--- Given entries ---
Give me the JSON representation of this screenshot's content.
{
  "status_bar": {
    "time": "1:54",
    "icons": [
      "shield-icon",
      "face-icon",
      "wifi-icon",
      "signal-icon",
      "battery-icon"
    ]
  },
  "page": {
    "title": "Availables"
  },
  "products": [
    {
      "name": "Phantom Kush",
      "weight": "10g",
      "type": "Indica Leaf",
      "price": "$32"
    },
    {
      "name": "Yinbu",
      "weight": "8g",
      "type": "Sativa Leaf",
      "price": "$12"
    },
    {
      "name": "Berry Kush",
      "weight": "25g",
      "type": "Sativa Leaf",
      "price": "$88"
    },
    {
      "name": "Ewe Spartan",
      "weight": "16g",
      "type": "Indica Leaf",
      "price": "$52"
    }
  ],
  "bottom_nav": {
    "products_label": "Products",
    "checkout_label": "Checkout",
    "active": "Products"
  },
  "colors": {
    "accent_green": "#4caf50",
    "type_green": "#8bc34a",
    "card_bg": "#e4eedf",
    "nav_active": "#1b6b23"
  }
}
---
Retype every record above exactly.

Give me the JSON representation of this screenshot's content.
{
  "status_bar": {
    "time": "1:54",
    "icons": [
      "shield-icon",
      "face-icon",
      "wifi-icon",
      "signal-icon",
      "battery-icon"
    ]
  },
  "page": {
    "title": "Availables"
  },
  "products": [
    {
      "name": "Phantom Kush",
      "weight": "10g",
      "type": "Indica Leaf",
      "price": "$32"
    },
    {
      "name": "Yinbu",
      "weight": "8g",
      "type": "Sativa Leaf",
      "price": "$12"
    },
    {
      "name": "Berry Kush",
      "weight": "25g",
      "type": "Sativa Leaf",
      "price": "$88"
    },
    {
      "name": "Ewe Spartan",
      "weight": "16g",
      "type": "Indica Leaf",
      "price": "$52"
    }
  ],
  "bottom_nav": {
    "products_label": "Products",
    "checkout_label": "Checkout",
    "active": "Products"
  },
  "colors": {
    "accent_green": "#4caf50",
    "type_green": "#8bc34a",
    "card_bg": "#e4eedf",
    "nav_active": "#1b6b23"
  }
}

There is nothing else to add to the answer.